Proprietary home automation systems such as AMX and Crestron will ultimately be superceded by standards-based wireless connectivity. However, digital home entertainment networks will continue to struggle while the industry attempts to establish these standards.
This was the consensus of a panel of digital entertainment industry representatives who met on the Gold Coast this week to discuss the future of the industry.
Intel's customer services group business development manager, Sean Casey, described the vision of home entertainment and data convergence as one which seamlessly shared data and entertainment across three screens - handheld digital devices, notebooks and widescreen televisions.
"From a customer point of view, it is not about these devices converging into one," he said. "What's important is being able to share content between the devices."
However, a number of obstacles remained before we realised this vision, managing director of Connected Research Services, Graham Philipson, said.
"What we have got at the moment with home automation is exactly what we had in computing the 1980s with multiple competing operating systems," he said. "Ultimately, the computer market consolidated around a single platform, which in that case happened to be Microsoft.
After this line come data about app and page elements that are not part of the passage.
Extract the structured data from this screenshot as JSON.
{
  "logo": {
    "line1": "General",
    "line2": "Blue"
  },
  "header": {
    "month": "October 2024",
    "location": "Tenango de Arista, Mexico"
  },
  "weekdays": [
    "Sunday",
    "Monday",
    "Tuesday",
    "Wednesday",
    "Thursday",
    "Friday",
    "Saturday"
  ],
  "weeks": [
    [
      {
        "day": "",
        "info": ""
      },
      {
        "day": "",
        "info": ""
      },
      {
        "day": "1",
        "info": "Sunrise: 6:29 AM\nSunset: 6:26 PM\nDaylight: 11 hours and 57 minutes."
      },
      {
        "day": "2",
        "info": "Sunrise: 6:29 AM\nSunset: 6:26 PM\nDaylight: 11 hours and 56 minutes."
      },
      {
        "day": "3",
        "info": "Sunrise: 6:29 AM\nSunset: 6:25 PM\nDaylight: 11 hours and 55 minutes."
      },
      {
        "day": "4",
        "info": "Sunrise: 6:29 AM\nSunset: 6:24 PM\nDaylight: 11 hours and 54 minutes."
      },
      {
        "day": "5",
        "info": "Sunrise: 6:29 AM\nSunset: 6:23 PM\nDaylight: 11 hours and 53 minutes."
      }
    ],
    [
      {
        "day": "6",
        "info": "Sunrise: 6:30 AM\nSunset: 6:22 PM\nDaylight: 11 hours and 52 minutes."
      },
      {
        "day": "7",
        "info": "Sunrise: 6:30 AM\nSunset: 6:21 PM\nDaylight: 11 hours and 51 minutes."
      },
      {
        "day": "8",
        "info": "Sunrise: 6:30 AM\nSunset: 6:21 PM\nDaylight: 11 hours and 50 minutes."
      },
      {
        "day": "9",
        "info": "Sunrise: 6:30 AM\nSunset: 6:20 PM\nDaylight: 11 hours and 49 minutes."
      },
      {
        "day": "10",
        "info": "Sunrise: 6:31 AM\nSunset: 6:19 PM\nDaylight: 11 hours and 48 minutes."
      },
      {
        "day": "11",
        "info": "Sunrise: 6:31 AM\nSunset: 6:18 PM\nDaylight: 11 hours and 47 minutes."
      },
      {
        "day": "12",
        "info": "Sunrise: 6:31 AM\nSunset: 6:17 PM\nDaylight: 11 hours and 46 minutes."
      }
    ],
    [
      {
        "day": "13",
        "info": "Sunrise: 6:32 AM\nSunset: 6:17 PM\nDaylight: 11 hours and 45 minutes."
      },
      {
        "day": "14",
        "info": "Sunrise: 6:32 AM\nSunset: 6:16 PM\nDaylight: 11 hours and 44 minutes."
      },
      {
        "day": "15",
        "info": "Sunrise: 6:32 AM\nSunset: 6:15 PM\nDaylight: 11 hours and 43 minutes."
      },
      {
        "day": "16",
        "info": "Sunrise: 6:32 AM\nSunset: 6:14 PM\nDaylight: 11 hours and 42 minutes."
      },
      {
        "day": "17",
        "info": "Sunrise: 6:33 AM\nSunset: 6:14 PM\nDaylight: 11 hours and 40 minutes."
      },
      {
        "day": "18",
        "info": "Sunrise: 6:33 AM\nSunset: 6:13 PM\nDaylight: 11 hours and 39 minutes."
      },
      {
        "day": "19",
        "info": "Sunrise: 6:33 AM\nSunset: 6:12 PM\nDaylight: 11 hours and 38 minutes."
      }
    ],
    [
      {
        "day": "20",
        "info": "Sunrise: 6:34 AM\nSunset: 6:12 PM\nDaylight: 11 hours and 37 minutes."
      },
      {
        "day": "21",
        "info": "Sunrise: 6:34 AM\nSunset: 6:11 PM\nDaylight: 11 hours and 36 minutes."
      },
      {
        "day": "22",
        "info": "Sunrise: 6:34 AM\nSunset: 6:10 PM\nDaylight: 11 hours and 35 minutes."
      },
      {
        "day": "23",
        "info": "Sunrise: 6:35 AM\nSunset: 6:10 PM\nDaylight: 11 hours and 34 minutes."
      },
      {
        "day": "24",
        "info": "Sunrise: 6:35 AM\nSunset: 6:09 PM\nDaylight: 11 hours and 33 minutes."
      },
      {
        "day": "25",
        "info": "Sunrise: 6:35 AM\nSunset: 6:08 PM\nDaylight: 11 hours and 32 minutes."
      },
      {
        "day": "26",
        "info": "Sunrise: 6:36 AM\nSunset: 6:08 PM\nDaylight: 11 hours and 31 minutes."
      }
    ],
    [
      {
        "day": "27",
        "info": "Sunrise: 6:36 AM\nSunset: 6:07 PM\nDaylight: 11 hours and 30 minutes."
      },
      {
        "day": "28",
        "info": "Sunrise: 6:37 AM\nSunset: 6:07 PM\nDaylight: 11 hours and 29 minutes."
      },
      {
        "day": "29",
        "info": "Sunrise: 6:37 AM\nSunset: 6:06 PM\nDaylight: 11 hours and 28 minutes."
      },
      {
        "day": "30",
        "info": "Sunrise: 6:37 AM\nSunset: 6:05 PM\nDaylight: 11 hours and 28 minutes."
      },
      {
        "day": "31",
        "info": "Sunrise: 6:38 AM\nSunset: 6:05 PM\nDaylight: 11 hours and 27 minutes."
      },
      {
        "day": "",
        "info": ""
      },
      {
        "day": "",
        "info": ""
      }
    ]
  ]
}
But you can't really decide which standards will ultimately dominate - the market will decide based on which standards are associated with the products they want to buy."
QualiFi marketing director of home entertainment distributor, Ralph Grundl, said current home automation market leaders, AMX and Crestron, would ultimately be replaced by cheaper and more flexible standards-based technology.
"The companies that stick to their guns, and stick to their proprietary systems, will end up falling by the way side," he said. "At the moment they are relying on high-end early adopters, who have the money to throw at the system they want and don't really care if it's proprietary or not."
Grundl said the cost and inflexibility of such technologies would ultimately see them replaced by cheaper, more interoperable technologies that were better able to adjust to the changing entertainment and technology usage patterns. Nonetheless, he said competing home networking technology, although standards-based, remained excessively complex and was unlikely to take hold of the market in the near future.
"We are only just starting to see affordable and easy-to-use products come out that can centralise the control of a lot of different devices," Grundl said. "Until it's easy to do we won't see it widely accepted."